Friday, July 13
12:00 PM VT Reading. Amanda Downum. Amanda Downum reads the forthcoming novelette "Bone Garden." (Also known as boywhores vs. oracular demons, or the story in which I kill sovay
2:00 PM CL Kaffeeklatsch. Elizabeth Bear, Amanda Downum.
3:00 PM F Anthropology for Writers.
James L. Cambias, Christopher M. Cevasco, Amanda Downum, Francesca Forrest, John H. Stevens (leader), Harold Torger Vedeler. In a 2011 blog post, Farah Mendlesohn wrote, "'Worldbuilding' as we understand it, has its roots in traditions that described the world in monolithic ways: folklore studies, anthropology, archeology, all began with an interest in describing discrete groups of people and for that they needed people to be discrete." This panel will discuss the historical and present-day merging and mingling of real-world cultures, and advise writers on building less monolithic and more plausible fictional ones.
(This seemed like a good idea during sign up, but I have no idea what I'm going to talk about and expect to embarrass myself completely.)Saturday July 14
2:00 PM G The City and the Strange.
Leah Bobet, Amanda Downum, Lila Garrott (leader), Stacy Hill, Ellen Kushner, Howard Waldrop. In The Death and Life of Great American Cities, Jane Jacobs writes, "By its nature, the metropolis provides what otherwise could be given only by traveling; namely, the strange." N.K. Jemisin's Inheritance trilogy demonstrates that epic-feeling fantasy can still take place entirely within the confines of a single city. Fictional metropolises such as Jeff Vandermeer's Ambergris, China Miéville's New Crobuzon, and Catherynne M. Valente's Palimpsest are entire worlds in themselves, and the fantasy cities of Lankmar and Ankh-Morkpork shine as centers of intrigue and adventure. In what other works, and other ways, can cities be stand-ins for the lengthy traveling quest of Tolkienesque fantasy?
3:00 PM NH Group Reading: Ideomancer Speculative Fiction.
Mike Allen, Leah Bobet, C.S.E. Cooney, Amanda Downum, George Galuschak, Claire Humphrey, Nicole Kornher-Stace, Kenneth Schneyer, Sonya Taaffe. Authors and poets read work from Ideomancer Speculative Fiction, one of the longest-running speculative fiction webzines still publishing.
In other news, Brave
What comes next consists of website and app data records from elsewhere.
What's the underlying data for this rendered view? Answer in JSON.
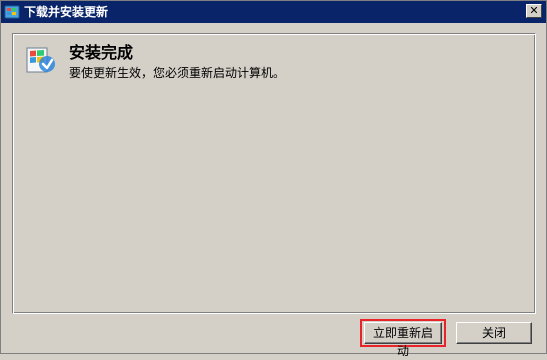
{
  "window": {
    "title": "下载并安装更新",
    "close_glyph": "✕"
  },
  "status": {
    "heading": "安装完成",
    "message": "要使更新生效，您必须重新启动计算机。",
    "icon": "windows-update-icon"
  },
  "buttons": {
    "restart_label": "立即重新启动",
    "close_label": "关闭"
  },
  "colors": {
    "titlebar": "#0a246a",
    "highlight_frame": "#e8242a",
    "face": "#d4d0c8"
  }
}
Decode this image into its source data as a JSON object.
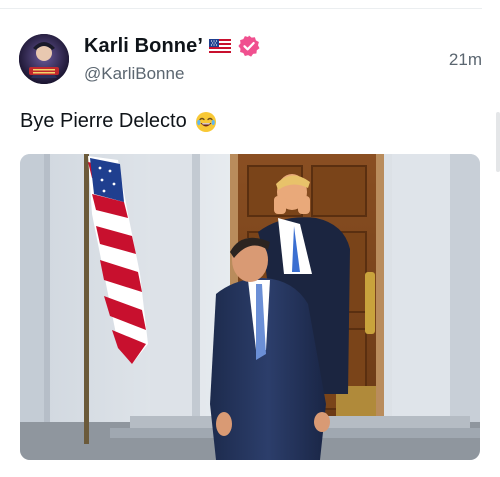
{
  "tweet": {
    "display_name": "Karli Bonne’",
    "handle": "@KarliBonne",
    "timestamp": "21m",
    "text": "Bye Pierre Delecto",
    "emoji": "joy-emoji",
    "flag": "us-flag-icon",
    "verified_color": "#f0508f"
  },
  "media": {
    "alt_icon": "photo"
  },
  "colors": {
    "text_primary": "#0f1419",
    "text_secondary": "#5b6670",
    "divider": "#ebeef0"
  }
}
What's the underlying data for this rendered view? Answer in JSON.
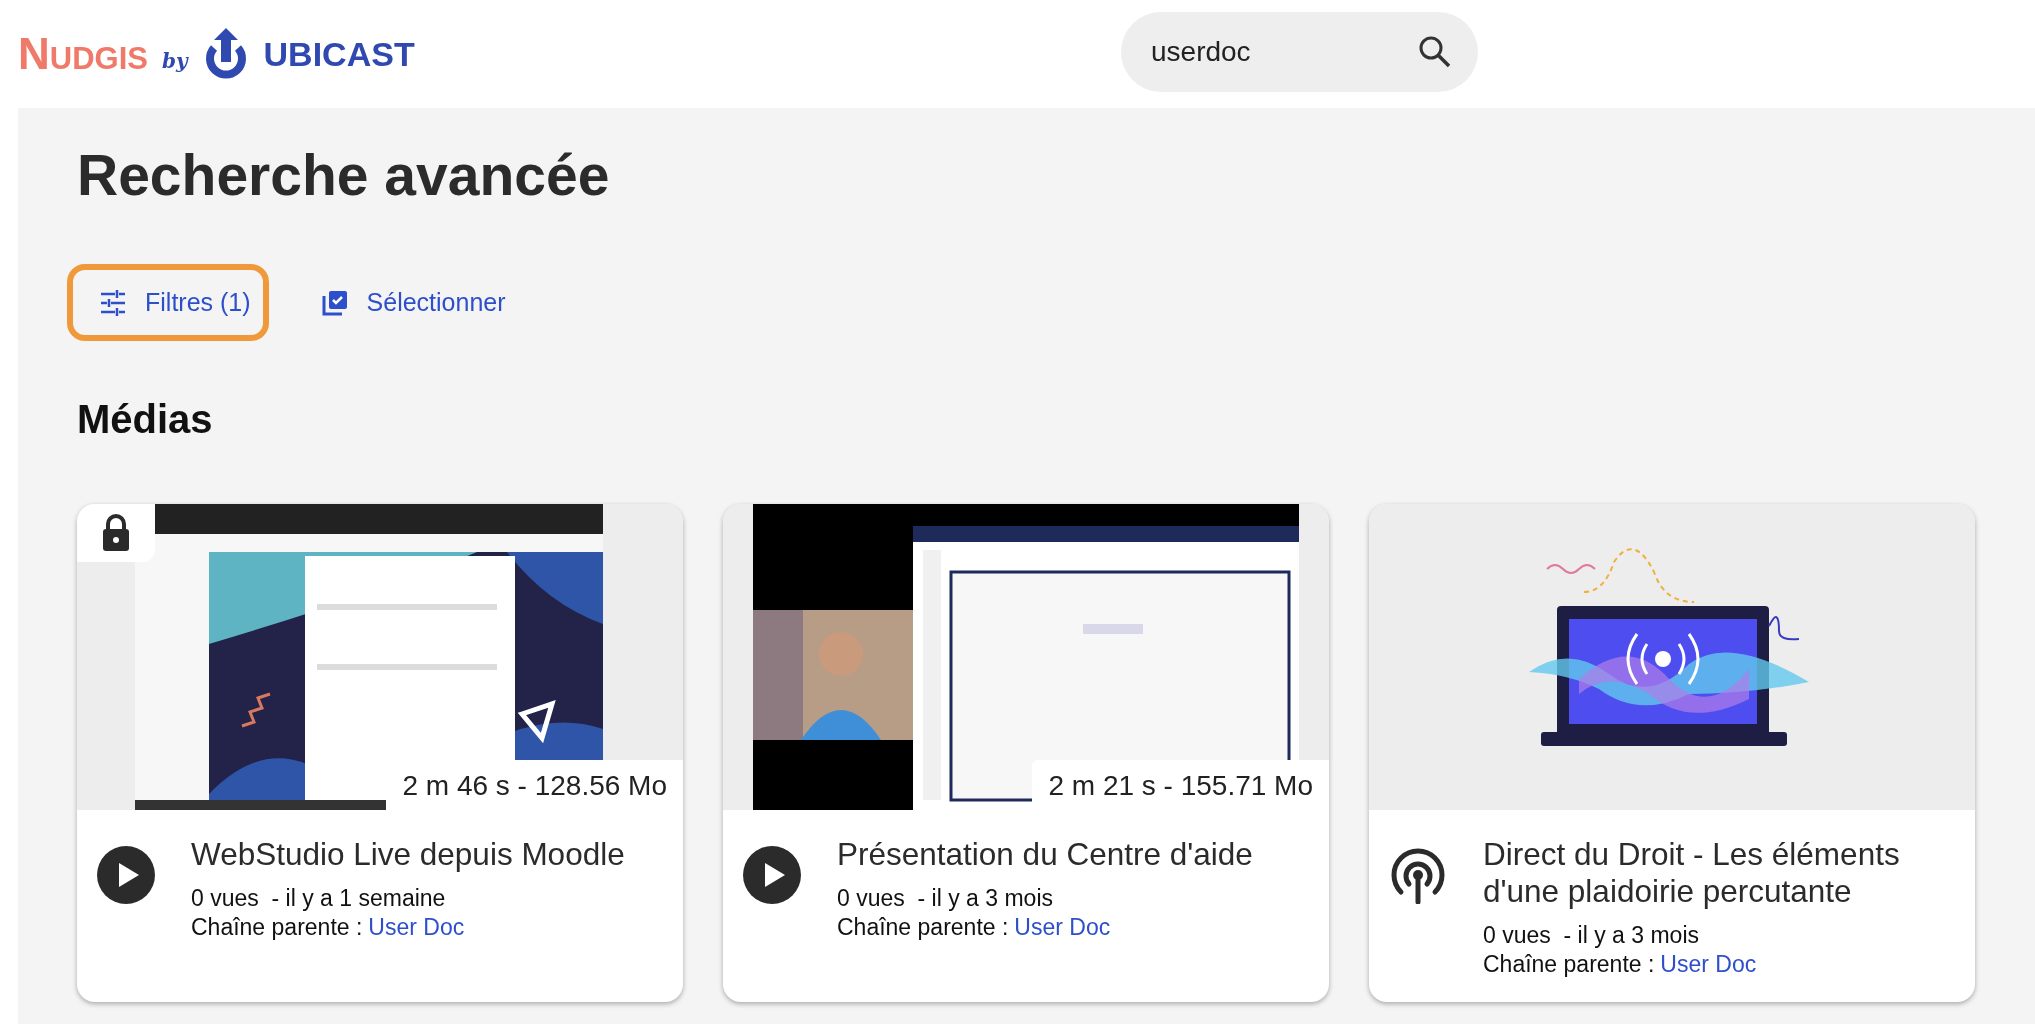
{
  "header": {
    "logo_brand": "Nudgis",
    "logo_by": "by",
    "logo_company": "UBICAST",
    "search": {
      "value": "userdoc"
    }
  },
  "page_title": "Recherche avancée",
  "toolbar": [
    {
      "kind": "filters",
      "label": "Filtres (1)",
      "selected": true
    },
    {
      "kind": "select",
      "label": "Sélectionner",
      "selected": false
    }
  ],
  "section_title": "Médias",
  "media": [
    {
      "kind": "video",
      "locked": true,
      "duration": "2 m 46 s - 128.56 Mo",
      "title": "WebStudio Live depuis Moodle",
      "meta": "0 vues  - il y a 1 semaine",
      "parent_label": "Chaîne parente :",
      "parent_link": "User Doc"
    },
    {
      "kind": "video",
      "locked": false,
      "duration": "2 m 21 s - 155.71 Mo",
      "title": "Présentation du Centre d'aide",
      "meta": "0 vues  - il y a 3 mois",
      "parent_label": "Chaîne parente :",
      "parent_link": "User Doc"
    },
    {
      "kind": "live",
      "locked": false,
      "title": "Direct du Droit - Les éléments d'une plaidoirie percutante",
      "meta": "0 vues  - il y a 3 mois",
      "parent_label": "Chaîne parente :",
      "parent_link": "User Doc"
    }
  ]
}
was adorable, and I strongly support the message that all family problems can be solved by turning someone into a bear. But I'm very disappointed that Robert Carlyle and Jonny Lee Miller weren't in it.